In a trial, there are generally two sets of findings of facts: A finding of fact may be based on the credibility of witnesses or may be informed from other facts proved before the trial court. Where a witness gives direct evidence that is the evidence of the facts in issue as seen, heard or perceived by any other sense by him. (Section 77 of the Evidence Act). The finding of the trial court on such evidence depends on whether or not it believes that witness (credibility of the witness). Such a finding on such evidence is a primary finding of fact, i.e. the way the witness testifies, his demeanor in the box tells much of his credibility. The trial court that saw and heard the witness is in the best position to assess his credibility and make findings of primary facts. But, where on the other hand, other facts are put in evidence from which the facts in issue can be inferred, or where a witness gave circumstantial evidence, the finding of the trial court on the facts in issue depends on inference. This is a secondary finding of fact as it is not based on the credibility of the witness but on logical process of inference. In the former’s case, i.e. primary findings of fact, an appeal court should always be loathe in interfering with such a finding as it did not have the privilege of seeing, hearing or observing the demeanour of the witness. There are several decided authorities on this: Ebba v. Ogodo & Anor (1984) 4 SC 75; Akintola v. Olowa (1962) 1 All NLR 224; Fatoyinbo v. Williams (1956) 1 FSC 87; Egri v. Uperi (1974) 1 NMLR 22; just to mention a few. In the latter’s case, i.e. where findings of fact are secondary, i.e. drawn from inferences, an appeal court is in as good position as a court of trial to do this. It can differ from the trial court. See: Akpopuma V. Nzeka (1983) 2 SCNLR 1.

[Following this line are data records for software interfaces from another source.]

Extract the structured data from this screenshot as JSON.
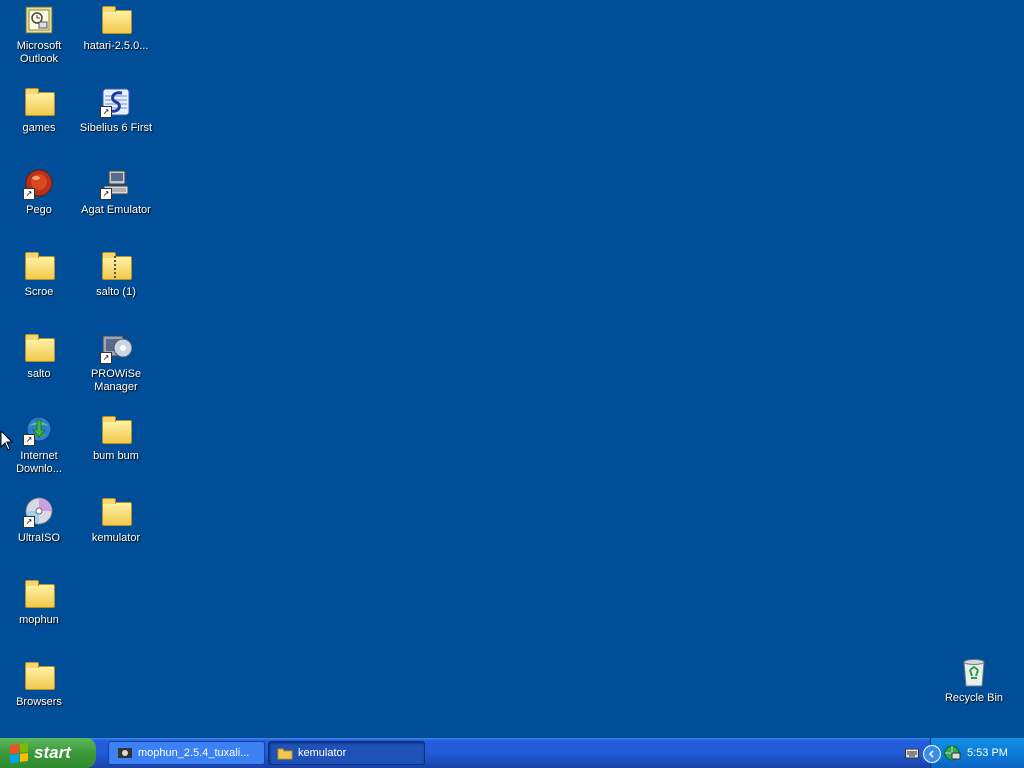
{
  "desktop": {
    "icons": [
      {
        "label": "Microsoft Outlook",
        "type": "app"
      },
      {
        "label": "hatari-2.5.0...",
        "type": "folder"
      },
      {
        "label": "games",
        "type": "folder"
      },
      {
        "label": "Sibelius 6 First",
        "type": "shortcut"
      },
      {
        "label": "Pego",
        "type": "shortcut"
      },
      {
        "label": "Agat Emulator",
        "type": "shortcut"
      },
      {
        "label": "Scroe",
        "type": "folder"
      },
      {
        "label": "salto (1)",
        "type": "zip-folder"
      },
      {
        "label": "salto",
        "type": "folder"
      },
      {
        "label": "PROWiSe Manager",
        "type": "shortcut"
      },
      {
        "label": "Internet Downlo...",
        "type": "shortcut"
      },
      {
        "label": "bum bum",
        "type": "folder"
      },
      {
        "label": "UltraISO",
        "type": "shortcut"
      },
      {
        "label": "kemulator",
        "type": "folder"
      },
      {
        "label": "mophun",
        "type": "folder"
      },
      {
        "label": "Browsers",
        "type": "folder"
      },
      {
        "label": "Recycle Bin",
        "type": "system"
      }
    ]
  },
  "taskbar": {
    "start_label": "start",
    "tasks": [
      {
        "label": "mophun_2.5.4_tuxali...",
        "icon": "app-icon",
        "active": false
      },
      {
        "label": "kemulator",
        "icon": "folder-icon",
        "active": true
      }
    ],
    "tray": {
      "clock": "5:53 PM",
      "icons": [
        "keyboard-icon",
        "chevron-left-icon",
        "network-icon"
      ]
    }
  },
  "colors": {
    "desktop_bg": "#004e98",
    "taskbar_blue": "#245edb",
    "start_green": "#3d9a3d",
    "tray_blue": "#0c7bd8"
  }
}
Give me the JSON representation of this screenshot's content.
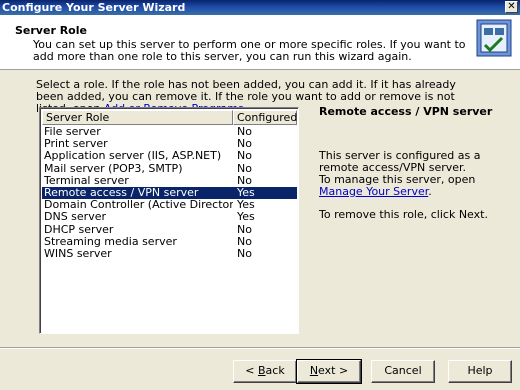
{
  "window": {
    "title": "Configure Your Server Wizard",
    "close_glyph": "✕"
  },
  "header": {
    "title": "Server Role",
    "description": "You can set up this server to perform one or more specific roles. If you want to add more than one role to this server, you can run this wizard again."
  },
  "instructions": {
    "text_before_link": "Select a role. If the role has not been added, you can add it. If it has already been added, you can remove it. If the role you want to add or remove is not listed, open ",
    "link": "Add or Remove Programs",
    "text_after_link": "."
  },
  "role_list": {
    "columns": [
      "Server Role",
      "Configured"
    ],
    "rows": [
      {
        "role": "File server",
        "configured": "No"
      },
      {
        "role": "Print server",
        "configured": "No"
      },
      {
        "role": "Application server (IIS, ASP.NET)",
        "configured": "No"
      },
      {
        "role": "Mail server (POP3, SMTP)",
        "configured": "No"
      },
      {
        "role": "Terminal server",
        "configured": "No"
      },
      {
        "role": "Remote access / VPN server",
        "configured": "Yes"
      },
      {
        "role": "Domain Controller (Active Directory)",
        "configured": "Yes"
      },
      {
        "role": "DNS server",
        "configured": "Yes"
      },
      {
        "role": "DHCP server",
        "configured": "No"
      },
      {
        "role": "Streaming media server",
        "configured": "No"
      },
      {
        "role": "WINS server",
        "configured": "No"
      }
    ],
    "selected_index": 5
  },
  "detail": {
    "title": "Remote access / VPN server",
    "line1": "This server is configured as a remote access/VPN server.",
    "line2_before_link": "To manage this server, open ",
    "line2_link": "Manage Your Server",
    "line2_after_link": ".",
    "remove_text": "To remove this role, click Next."
  },
  "buttons": {
    "back": {
      "prefix": "< ",
      "accel": "B",
      "rest": "ack"
    },
    "next": {
      "prefix": "",
      "accel": "N",
      "rest": "ext >"
    },
    "cancel": "Cancel",
    "help": "Help"
  },
  "colors": {
    "titlebar": "#0a246a",
    "selection": "#0a246a",
    "dialog_bg": "#ece9d8",
    "link": "#0000cc"
  }
}
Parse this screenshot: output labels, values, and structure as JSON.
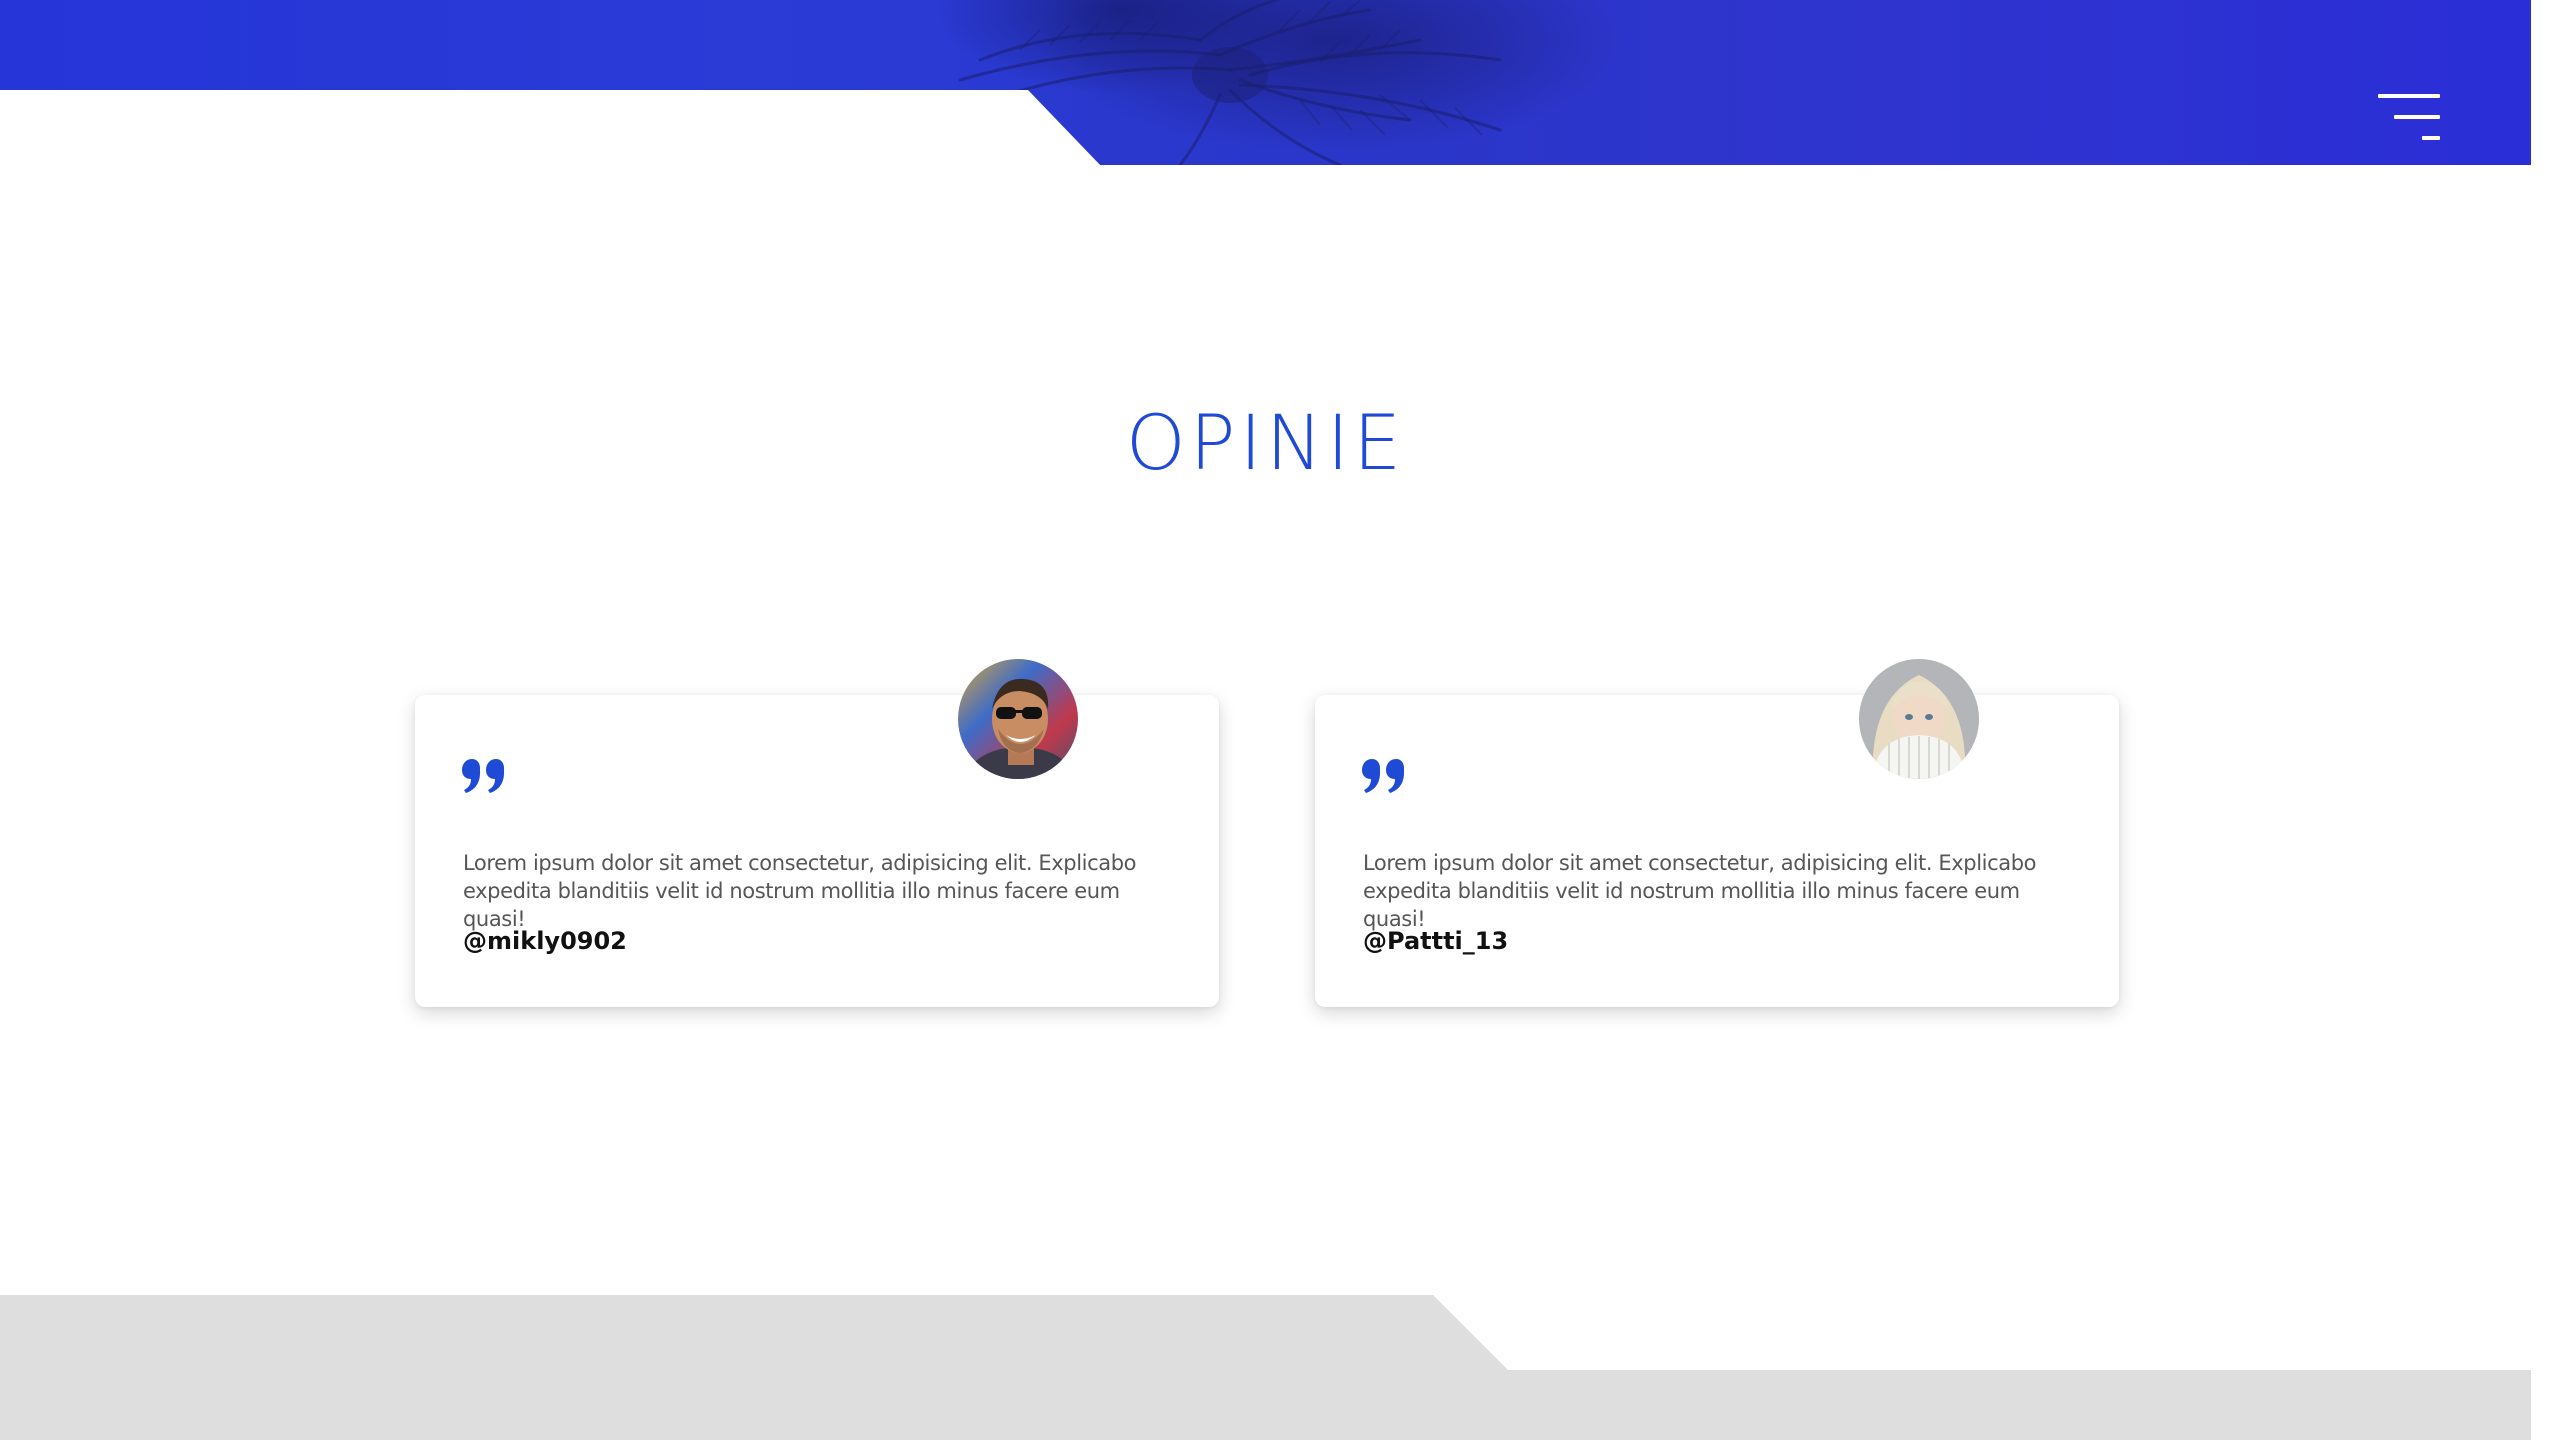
{
  "header": {
    "menu_icon": "hamburger-menu-icon"
  },
  "section": {
    "title": "OPINIE"
  },
  "testimonials": [
    {
      "text": "Lorem ipsum dolor sit amet consectetur, adipisicing elit. Explicabo expedita blanditiis velit id nostrum mollitia illo minus facere eum quasi!",
      "handle": "@mikly0902",
      "avatar": "avatar-man-sunglasses"
    },
    {
      "text": "Lorem ipsum dolor sit amet consectetur, adipisicing elit. Explicabo expedita blanditiis velit id nostrum mollitia illo minus facere eum quasi!",
      "handle": "@Pattti_13",
      "avatar": "avatar-woman-sweater"
    }
  ],
  "colors": {
    "accent": "#1f4ad6",
    "hero": "#2a36d0",
    "footer": "#dedede",
    "text": "#565656"
  }
}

— T. Muhammad, JSC. VAB Petroleum v. Momah (2013) – SC.99/2004

Was this dictum helpful?

DISTURBED FINDING OF FACT

The trite position of the law is that where the Court of Appeal wrongly disturbed any finding of fact of a trial court, the Supreme Court will not hesitate in restoring that finding, See: Board of Customs and Excise v. Barau (1987) 10 SC 48.

— T. Muhammad, JSC. VAB Petroleum v. Momah (2013) – SC.99/2004

Was this dictum helpful?

No more related dictum to show.